- Preston Lewis and colleagues Steve Noble and Linnie Lee at the University of Kentucky are investigating issues of converting and delivering the variety of content in a 7th grade math curriculum in accessible digital format including MathML, so it can all be read aloud by a text-to-speech engine. The study will also examine how the digital version can be integrated into ongoing instruction, and how digital access to and routine use of such content impacts learning of mathematics by students with print disabilities.
- Mike Russell and his group at the Nimble Innovation Lab are examining different options for scripting the presentation of mathematical expressions, tables and charts to students with vision impairments and dyscalcula. This issue is particularly important in testing applications where it is critical to maintain construct validity while shifting the presentation modality from printed to electronic forms.

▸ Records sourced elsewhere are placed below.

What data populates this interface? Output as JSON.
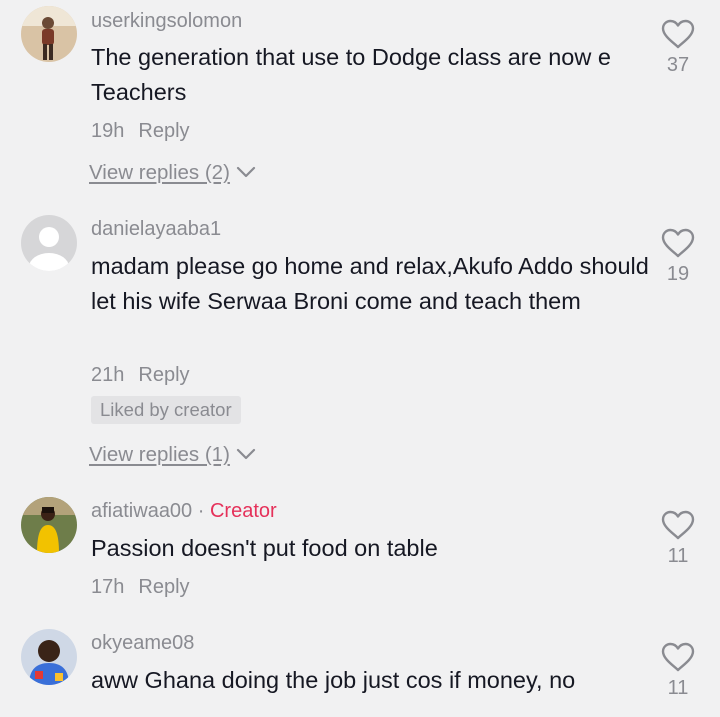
{
  "comments": [
    {
      "username": "userkingsolomon",
      "text": "The generation that use to Dodge class are now e Teachers",
      "time": "19h",
      "reply_label": "Reply",
      "likes": "37",
      "view_replies": "View replies (2)",
      "avatar_color": "#c9a27a"
    },
    {
      "username": "danielayaaba1",
      "text": "madam please go home and relax,Akufo Addo should let his wife Serwaa Broni come and teach them",
      "time": "21h",
      "reply_label": "Reply",
      "likes": "19",
      "liked_by": "Liked by creator",
      "view_replies": "View replies (1)",
      "avatar_color": "#d6d6d8"
    },
    {
      "username": "afiatiwaa00",
      "separator": "·",
      "creator_badge": "Creator",
      "text": "Passion doesn't put food on table",
      "time": "17h",
      "reply_label": "Reply",
      "likes": "11",
      "avatar_color": "#e8b800"
    },
    {
      "username": "okyeame08",
      "text": "aww Ghana doing the job just cos if money, no",
      "likes": "11",
      "avatar_color": "#3a6fd8"
    }
  ],
  "icons": {
    "like": "heart-outline-icon",
    "expand": "chevron-down-icon",
    "default_avatar": "default-avatar-icon"
  },
  "colors": {
    "background": "#f1f1f2",
    "text": "#161823",
    "secondary": "#8a8b91",
    "creator": "#e5315a"
  }
}
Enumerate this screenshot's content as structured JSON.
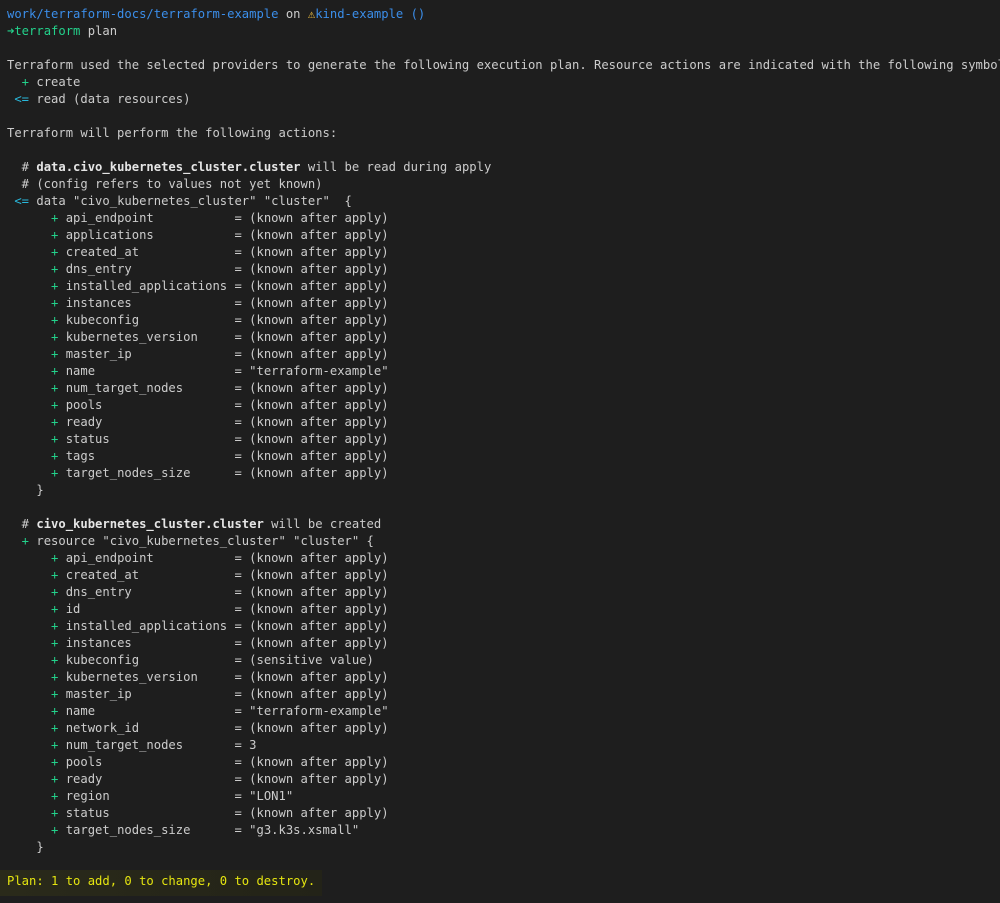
{
  "prompt": {
    "path": "work/terraform-docs/terraform-example",
    "on": " on ",
    "branch_icon": "warning-icon",
    "branch": "kind-example ()",
    "arrow": "➜",
    "command_prefix": "terraform",
    "command": " plan"
  },
  "intro": {
    "line1": "Terraform used the selected providers to generate the following execution plan. Resource actions are indicated with the following symbols:",
    "create_sym": "  + ",
    "create_label": "create",
    "read_sym": " <= ",
    "read_label": "read (data resources)",
    "perform": "Terraform will perform the following actions:"
  },
  "data_block": {
    "comment_prefix": "  # ",
    "comment_name": "data.civo_kubernetes_cluster.cluster",
    "comment_suffix": " will be read during apply",
    "comment2": "  # (config refers to values not yet known)",
    "decl_sym": " <= ",
    "decl": "data \"civo_kubernetes_cluster\" \"cluster\"  {",
    "attrs": [
      {
        "key": "api_endpoint",
        "value": "(known after apply)"
      },
      {
        "key": "applications",
        "value": "(known after apply)"
      },
      {
        "key": "created_at",
        "value": "(known after apply)"
      },
      {
        "key": "dns_entry",
        "value": "(known after apply)"
      },
      {
        "key": "installed_applications",
        "value": "(known after apply)"
      },
      {
        "key": "instances",
        "value": "(known after apply)"
      },
      {
        "key": "kubeconfig",
        "value": "(known after apply)"
      },
      {
        "key": "kubernetes_version",
        "value": "(known after apply)"
      },
      {
        "key": "master_ip",
        "value": "(known after apply)"
      },
      {
        "key": "name",
        "value": "\"terraform-example\""
      },
      {
        "key": "num_target_nodes",
        "value": "(known after apply)"
      },
      {
        "key": "pools",
        "value": "(known after apply)"
      },
      {
        "key": "ready",
        "value": "(known after apply)"
      },
      {
        "key": "status",
        "value": "(known after apply)"
      },
      {
        "key": "tags",
        "value": "(known after apply)"
      },
      {
        "key": "target_nodes_size",
        "value": "(known after apply)"
      }
    ],
    "close": "    }"
  },
  "resource_block": {
    "comment_prefix": "  # ",
    "comment_name": "civo_kubernetes_cluster.cluster",
    "comment_suffix": " will be created",
    "decl_sym": "  + ",
    "decl": "resource \"civo_kubernetes_cluster\" \"cluster\" {",
    "attrs": [
      {
        "key": "api_endpoint",
        "value": "(known after apply)"
      },
      {
        "key": "created_at",
        "value": "(known after apply)"
      },
      {
        "key": "dns_entry",
        "value": "(known after apply)"
      },
      {
        "key": "id",
        "value": "(known after apply)"
      },
      {
        "key": "installed_applications",
        "value": "(known after apply)"
      },
      {
        "key": "instances",
        "value": "(known after apply)"
      },
      {
        "key": "kubeconfig",
        "value": "(sensitive value)"
      },
      {
        "key": "kubernetes_version",
        "value": "(known after apply)"
      },
      {
        "key": "master_ip",
        "value": "(known after apply)"
      },
      {
        "key": "name",
        "value": "\"terraform-example\""
      },
      {
        "key": "network_id",
        "value": "(known after apply)"
      },
      {
        "key": "num_target_nodes",
        "value": "3"
      },
      {
        "key": "pools",
        "value": "(known after apply)"
      },
      {
        "key": "ready",
        "value": "(known after apply)"
      },
      {
        "key": "region",
        "value": "\"LON1\""
      },
      {
        "key": "status",
        "value": "(known after apply)"
      },
      {
        "key": "target_nodes_size",
        "value": "\"g3.k3s.xsmall\""
      }
    ],
    "close": "    }"
  },
  "summary": "Plan: 1 to add, 0 to change, 0 to destroy."
}
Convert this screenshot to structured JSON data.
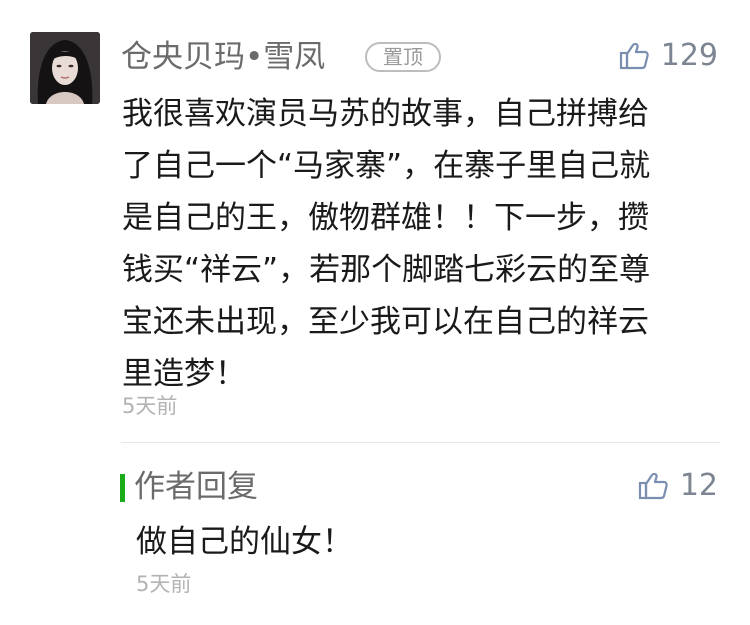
{
  "comment": {
    "author": "仓央贝玛•雪凤",
    "pin_badge": "置顶",
    "likes": "129",
    "lines": [
      "我很喜欢演员马苏的故事，自己拼搏给",
      "了自己一个“马家寨”，在寨子里自己就",
      "是自己的王，傲物群雄！！下一步，攒",
      "钱买“祥云”，若那个脚踏七彩云的至尊",
      "宝还未出现，至少我可以在自己的祥云",
      "里造梦！"
    ],
    "time": "5天前"
  },
  "reply": {
    "label": "作者回复",
    "likes": "12",
    "text": "做自己的仙女！",
    "time": "5天前"
  },
  "icons": {
    "avatar": "avatar-photo",
    "like": "thumbs-up-icon"
  },
  "colors": {
    "accent_green": "#1aad19",
    "name_gray": "#6b6b6b",
    "text": "#1a1a1a",
    "time_gray": "#b3b3b3"
  }
}
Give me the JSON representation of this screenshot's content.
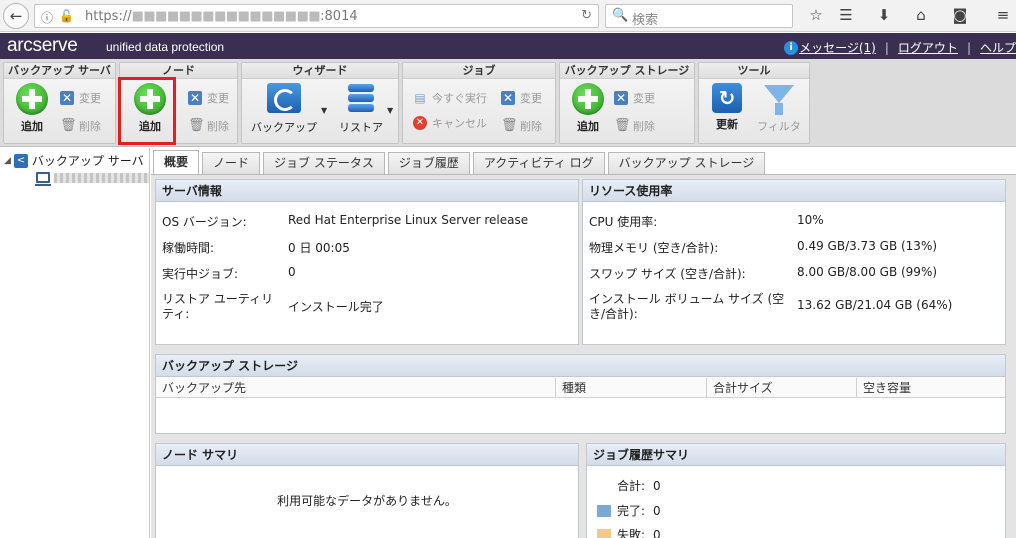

- Lindy Crawford and her associates at Texas Christian University are investigating students' use of active online learning supports. Their research will discover whether students use the active support tools available to them within online environments, and whether their use of them increases their achievement in mathematics. Active support tools include online calculators, key term dictionaries, vocabulary hyperlinks, audio support, and "need more help" options. Questions will be answered using the Math Learning Companion program as a proxy for web-based math curricula.
- Emily Bouck and Dave Schleppenbach at Purdue University are interested in questions about the access and understanding of mathematical notation by students who have vision imapirments. Such students often make use of MathML-based text-to-speech engines for access to mathematics. How well does this strategy work, for which students and under what circumstances?
- Mark Horney and his collaborators at the University of Oregon are working in 8th grade Algebra classes to understand how students with learning disabilities use and are challenged by their mathematics textbooks. From this they hope to specify the characteristics of a digital Algebra textbook embedded with resources especially suited to the needs of students with special needs.
This site also contains information about "Supported eText" which is the conceptual framework for the MeTRC research, the extensive online database of eText research at the searchable online eText Research Database, and discussions of issues critical to the ongoing development eTexts for mathematics.
The Mathematics eText Research Center (MeTRC) is a national research center whose mission is to conduct a systematic program of research and development on the use of accessible supported electronic text (supported eText) for improving the mathematics achievement of students with disabilities. Funding for MeTRC is through a five-year cooperative agreement with the Office of Special Education Programs (OSEP) in the U.S. Department of Education. The grant proposal can be downloaded in PDF format.
If you would like more information about the Mathematics eText Research Center and its research, please contact Mark Horney.